Conditions were harsh. When the Netherlands was attacked and occupied by Nazi Germany in May, 1940, the lives of a young doctor, Willem Johann Kolff, and his family were to irrevocably change. Kolff was a resident at the University of Groningen. There, he had watched a young man slowly die of kidney failure. The 22-year-old’s agonizing death ignited a resolve in Kolff to do something to help patients with renal failure. He was going to build an artificial kidney.
Kolff’s mentor was 67-year-old professor Leonard Polak Daniëls. Daniëls had created an open academic atmosphere at Groningen, unlike the formal hierarchical cultures of other Dutch universities. Kolff flourished in this environment and was able to pursue his “out of the box” artificial kidney notion so that patients with kidney failure would not be doomed.

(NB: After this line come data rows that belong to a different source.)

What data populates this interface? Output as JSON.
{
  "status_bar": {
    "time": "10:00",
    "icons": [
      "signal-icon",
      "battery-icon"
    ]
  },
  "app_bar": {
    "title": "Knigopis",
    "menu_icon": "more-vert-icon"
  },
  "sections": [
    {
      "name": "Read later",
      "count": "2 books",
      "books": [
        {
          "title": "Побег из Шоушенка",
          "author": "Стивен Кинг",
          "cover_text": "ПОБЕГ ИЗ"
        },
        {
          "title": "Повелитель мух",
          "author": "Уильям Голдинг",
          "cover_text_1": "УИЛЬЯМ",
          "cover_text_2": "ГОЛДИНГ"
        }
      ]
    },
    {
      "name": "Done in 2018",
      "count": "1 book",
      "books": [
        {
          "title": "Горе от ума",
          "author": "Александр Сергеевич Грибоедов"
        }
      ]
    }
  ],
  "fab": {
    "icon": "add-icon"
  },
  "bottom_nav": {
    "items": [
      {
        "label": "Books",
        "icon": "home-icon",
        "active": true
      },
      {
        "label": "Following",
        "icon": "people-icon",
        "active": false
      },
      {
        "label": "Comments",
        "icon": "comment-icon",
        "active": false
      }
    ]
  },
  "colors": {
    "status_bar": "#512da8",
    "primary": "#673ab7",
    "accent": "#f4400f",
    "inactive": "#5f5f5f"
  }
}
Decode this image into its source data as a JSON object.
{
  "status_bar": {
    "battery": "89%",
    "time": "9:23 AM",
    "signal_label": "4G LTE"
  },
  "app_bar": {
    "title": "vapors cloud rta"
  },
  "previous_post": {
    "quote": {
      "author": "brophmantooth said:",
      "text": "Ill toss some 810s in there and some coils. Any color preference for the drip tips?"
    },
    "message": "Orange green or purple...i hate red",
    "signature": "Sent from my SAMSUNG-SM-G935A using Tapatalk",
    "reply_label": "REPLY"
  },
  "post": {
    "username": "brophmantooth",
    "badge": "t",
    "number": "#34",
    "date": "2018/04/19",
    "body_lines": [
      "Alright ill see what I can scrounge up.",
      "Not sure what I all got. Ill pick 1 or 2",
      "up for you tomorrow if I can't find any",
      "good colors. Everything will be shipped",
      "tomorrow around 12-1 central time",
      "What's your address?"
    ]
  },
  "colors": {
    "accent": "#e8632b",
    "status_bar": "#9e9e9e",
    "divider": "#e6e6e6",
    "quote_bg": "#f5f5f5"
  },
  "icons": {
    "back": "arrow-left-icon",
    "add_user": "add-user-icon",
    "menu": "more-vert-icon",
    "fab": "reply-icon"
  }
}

Along with Robert Brinkman, professor of biochemistry, Kolff built a prototype kidney. Their kidney consisted of a stainless steel drum suspended in a container of dialyzing fluid. A spiral cellophane pipe to be filled with a patient’s blood was wrapped around the drum.
However, their work came to a sudden stop when Kolff learned that his Jewish role model Daniëls had committed suicide rather than submit to German occupation. He was replaced at the university by a Dutch national socialist, German sympathizer Albert E.G. Kreutzwendedich von dem Borne. It was an untenable situation. Kolff had to leave.
He was hired to be the first full-time staff physician at Engelberg Foundation City Hospital in Kampen, a small orthodox Protestant town of 23,000 located on the east side of the IJsselmeer, the Netherlands’ inland sea. History was about to be made, for Kolff was determined to try out his new kidney.
But first, he had to find someone to manufacture it. He turned to the director of the Kampen Enamel Factory, engineer Hendrik Th. J. Beck. E.C. van Dijk, a mechanical engineer, joined the team. The three men met at 5 a.m. before the factory—which had been requisitioned to make pots and pans for the German army—officially open at 8 a.m. under its German overseer. The trio modified and improved the prototype artificial kidney’s design to capitalize on the effect of gravity in moving the patient’s blood. Kolff adapted a connection from the cooling system of a Ford to get the blood from a stationary rubber tube to the revolving drum without leakage.
Their first patient was a dying elderly Jewish man named Gustav Boele, who had been too ill to be shipped to Poland with the rest of his family. The Germans had allowed him to go to the hospital and then simply forgot about him. After Boele fell into a coma, Kolff decided to try out his artificial kidney for the first time. Assisted by his wife Janke, the machine worked at first. Then its sewing machine motor suddenly died and Janke turned the handle herself for 15 minutes.
Kolff learned from this doomed experiment that his machine needed to be improved. He needed help. He soon found the right person for the job—Jacobus (Bob) van Noordwijk. Active in the resistance, as was Kolff, van Noordwijk had to be disguised at the hospital so he didn’t attract attention. Together with a lab tech Mieneke van der Leij, the artificial kidney was improved and ready to be used on more “hopeless” renal patients.
During the next two years, valuable data was collected for Kolff’s thesis as two more artificial kidneys were manufactured with materials the men could cobble together. Fifty yards of sausage casings were wrapped around a wooden drum set into a salt solution. The patient’s blood was drawn from a wrist artery and fed into the casings. The drum was rotated, removing impurities in the blood. Kolff tried out his “artificial kidney” on 16 more patients who ultimately succumbed to their disease.
But on Sept. 11, 1945, after the Netherlands had been liberated, a former German collaborator was brought from prison to Kampen Hospital with end-stage renal disease. It had been 14 months since the artificial kidney was last used when Sofia Maria Schafstadt was put on dialysis for 11 hours. Eighty liters of her blood were cleansed and 60 grams of urea removed during the procedure. Just as the team thought that they were going to lose another patient, Schafstadt’s kidney started producing urine. Seven days later her kidneys were fully functioning. Schafstadt became the first patient whose life was saved by an artificial kidney.
Gleaned from Inventor for Life – The Story of W.J. Kolff Father of Artificial Organs. Herman Broers, B&Vmedia Publishers, Kampen, 2006.